• PROBLEM DESCRIPTION
Exclude all pictures, then copy each of the records exactly as written.

• STUDY MATERIAL
________________________
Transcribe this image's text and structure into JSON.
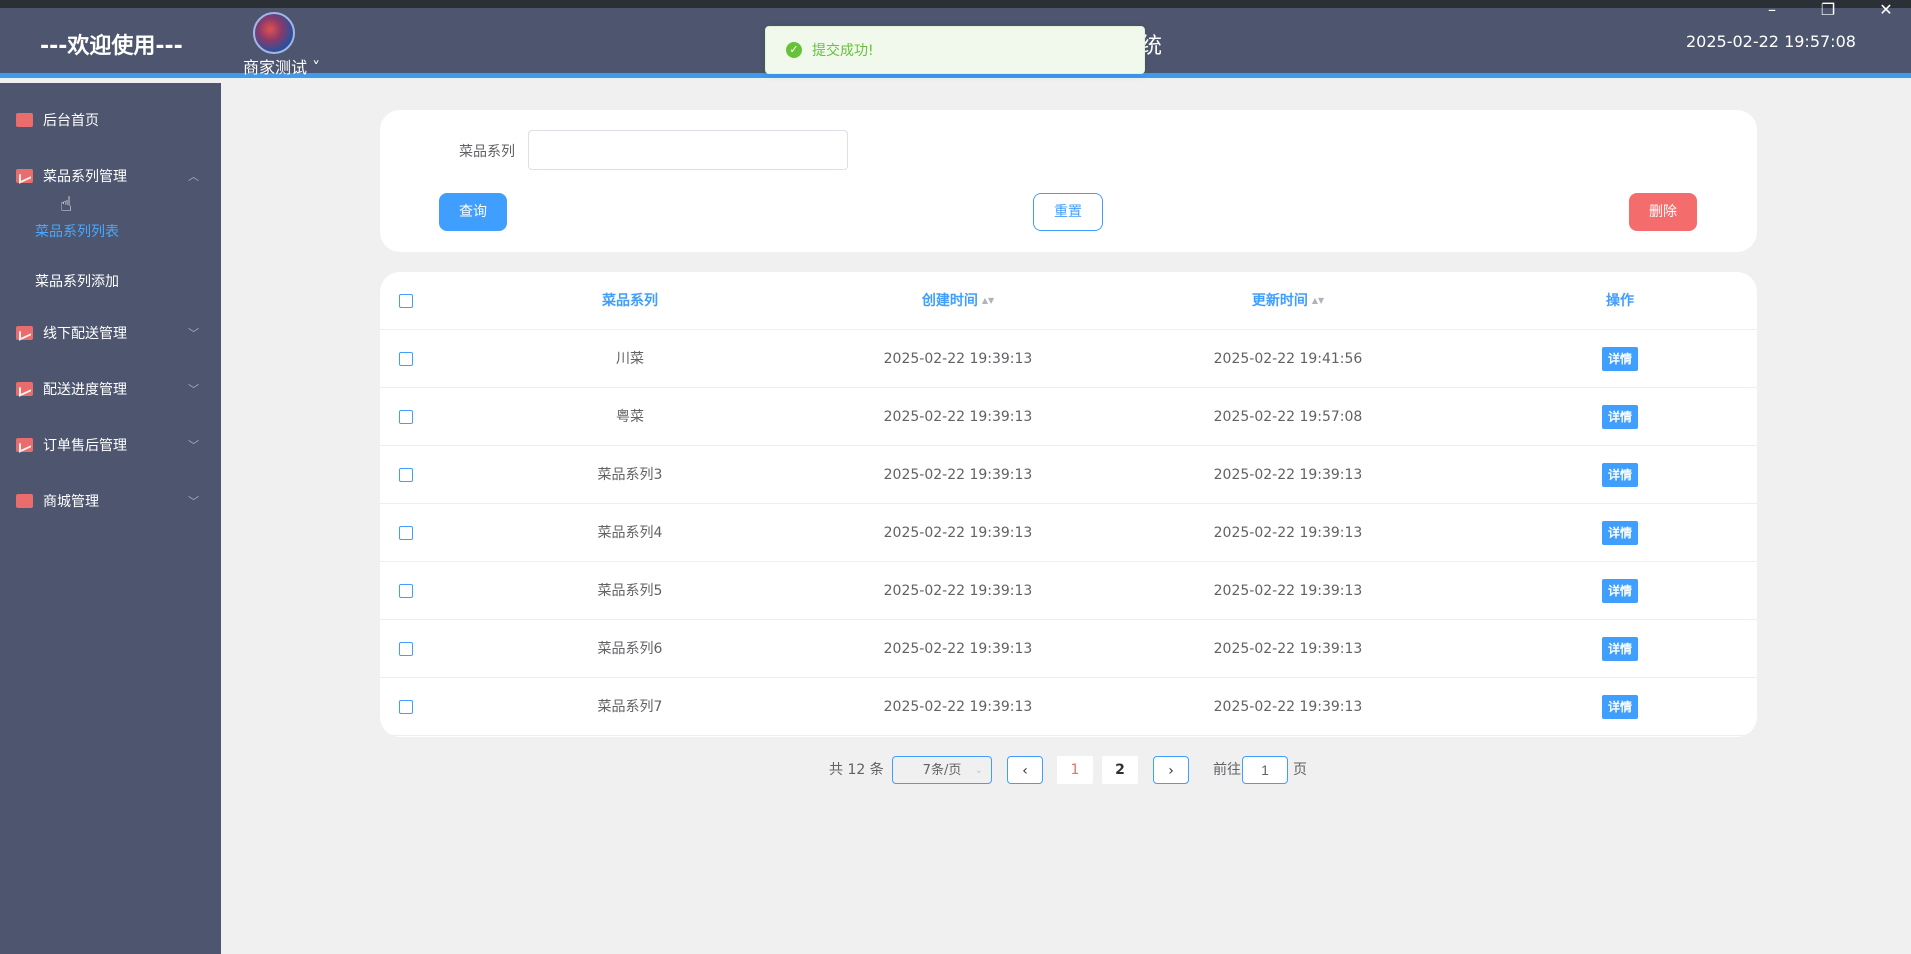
{
  "header": {
    "welcome": "---欢迎使用---",
    "user_name": "商家测试",
    "user_menu_caret": "˅",
    "system_title_partial": "统",
    "clock": "2025-02-22 19:57:08"
  },
  "window_controls": {
    "minimize": "–",
    "restore": "❐",
    "close": "✕"
  },
  "toast": {
    "icon": "✓",
    "message": "提交成功!"
  },
  "sidebar": {
    "items": [
      {
        "label": "后台首页",
        "icon": "monitor-icon"
      },
      {
        "label": "菜品系列管理",
        "icon": "chart-icon",
        "chevron": "︿"
      },
      {
        "label": "线下配送管理",
        "icon": "chart-icon",
        "chevron": "﹀"
      },
      {
        "label": "配送进度管理",
        "icon": "chart-icon",
        "chevron": "﹀"
      },
      {
        "label": "订单售后管理",
        "icon": "chart-icon",
        "chevron": "﹀"
      },
      {
        "label": "商城管理",
        "icon": "monitor-icon",
        "chevron": "﹀"
      }
    ],
    "submenu": [
      {
        "label": "菜品系列列表",
        "active": true
      },
      {
        "label": "菜品系列添加",
        "active": false
      }
    ]
  },
  "search": {
    "label": "菜品系列",
    "value": "",
    "query_label": "查询",
    "reset_label": "重置",
    "delete_label": "删除"
  },
  "table": {
    "columns": [
      "菜品系列",
      "创建时间",
      "更新时间",
      "操作"
    ],
    "sort_glyph": "▲▼",
    "detail_label": "详情",
    "rows": [
      {
        "series": "川菜",
        "created": "2025-02-22 19:39:13",
        "updated": "2025-02-22 19:41:56"
      },
      {
        "series": "粤菜",
        "created": "2025-02-22 19:39:13",
        "updated": "2025-02-22 19:57:08"
      },
      {
        "series": "菜品系列3",
        "created": "2025-02-22 19:39:13",
        "updated": "2025-02-22 19:39:13"
      },
      {
        "series": "菜品系列4",
        "created": "2025-02-22 19:39:13",
        "updated": "2025-02-22 19:39:13"
      },
      {
        "series": "菜品系列5",
        "created": "2025-02-22 19:39:13",
        "updated": "2025-02-22 19:39:13"
      },
      {
        "series": "菜品系列6",
        "created": "2025-02-22 19:39:13",
        "updated": "2025-02-22 19:39:13"
      },
      {
        "series": "菜品系列7",
        "created": "2025-02-22 19:39:13",
        "updated": "2025-02-22 19:39:13"
      }
    ]
  },
  "pagination": {
    "total": "共 12 条",
    "page_size": "7条/页",
    "size_arrow": "⌄",
    "prev": "‹",
    "next": "›",
    "pages": [
      "1",
      "2"
    ],
    "current": "1",
    "goto_label": "前往",
    "jump_value": "1",
    "page_suffix": "页"
  },
  "colors": {
    "sidebar": "#4d566e",
    "accent": "#409eff",
    "danger": "#f56c6c",
    "success": "#67c23a",
    "menu_icon": "#e96d6d"
  }
}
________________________
• RESULT FOR THIS EXERCISE
Transcribe this image's text and structure into JSON.
{
  "header": {
    "welcome": "---欢迎使用---",
    "user_name": "商家测试",
    "user_menu_caret": "˅",
    "system_title_partial": "统",
    "clock": "2025-02-22 19:57:08"
  },
  "window_controls": {
    "minimize": "–",
    "restore": "❐",
    "close": "✕"
  },
  "toast": {
    "icon": "✓",
    "message": "提交成功!"
  },
  "sidebar": {
    "items": [
      {
        "label": "后台首页",
        "icon": "monitor-icon"
      },
      {
        "label": "菜品系列管理",
        "icon": "chart-icon",
        "chevron": "︿"
      },
      {
        "label": "线下配送管理",
        "icon": "chart-icon",
        "chevron": "﹀"
      },
      {
        "label": "配送进度管理",
        "icon": "chart-icon",
        "chevron": "﹀"
      },
      {
        "label": "订单售后管理",
        "icon": "chart-icon",
        "chevron": "﹀"
      },
      {
        "label": "商城管理",
        "icon": "monitor-icon",
        "chevron": "﹀"
      }
    ],
    "submenu": [
      {
        "label": "菜品系列列表",
        "active": true
      },
      {
        "label": "菜品系列添加",
        "active": false
      }
    ]
  },
  "search": {
    "label": "菜品系列",
    "value": "",
    "query_label": "查询",
    "reset_label": "重置",
    "delete_label": "删除"
  },
  "table": {
    "columns": [
      "菜品系列",
      "创建时间",
      "更新时间",
      "操作"
    ],
    "sort_glyph": "▲▼",
    "detail_label": "详情",
    "rows": [
      {
        "series": "川菜",
        "created": "2025-02-22 19:39:13",
        "updated": "2025-02-22 19:41:56"
      },
      {
        "series": "粤菜",
        "created": "2025-02-22 19:39:13",
        "updated": "2025-02-22 19:57:08"
      },
      {
        "series": "菜品系列3",
        "created": "2025-02-22 19:39:13",
        "updated": "2025-02-22 19:39:13"
      },
      {
        "series": "菜品系列4",
        "created": "2025-02-22 19:39:13",
        "updated": "2025-02-22 19:39:13"
      },
      {
        "series": "菜品系列5",
        "created": "2025-02-22 19:39:13",
        "updated": "2025-02-22 19:39:13"
      },
      {
        "series": "菜品系列6",
        "created": "2025-02-22 19:39:13",
        "updated": "2025-02-22 19:39:13"
      },
      {
        "series": "菜品系列7",
        "created": "2025-02-22 19:39:13",
        "updated": "2025-02-22 19:39:13"
      }
    ]
  },
  "pagination": {
    "total": "共 12 条",
    "page_size": "7条/页",
    "size_arrow": "⌄",
    "prev": "‹",
    "next": "›",
    "pages": [
      "1",
      "2"
    ],
    "current": "1",
    "goto_label": "前往",
    "jump_value": "1",
    "page_suffix": "页"
  },
  "colors": {
    "sidebar": "#4d566e",
    "accent": "#409eff",
    "danger": "#f56c6c",
    "success": "#67c23a",
    "menu_icon": "#e96d6d"
  }
}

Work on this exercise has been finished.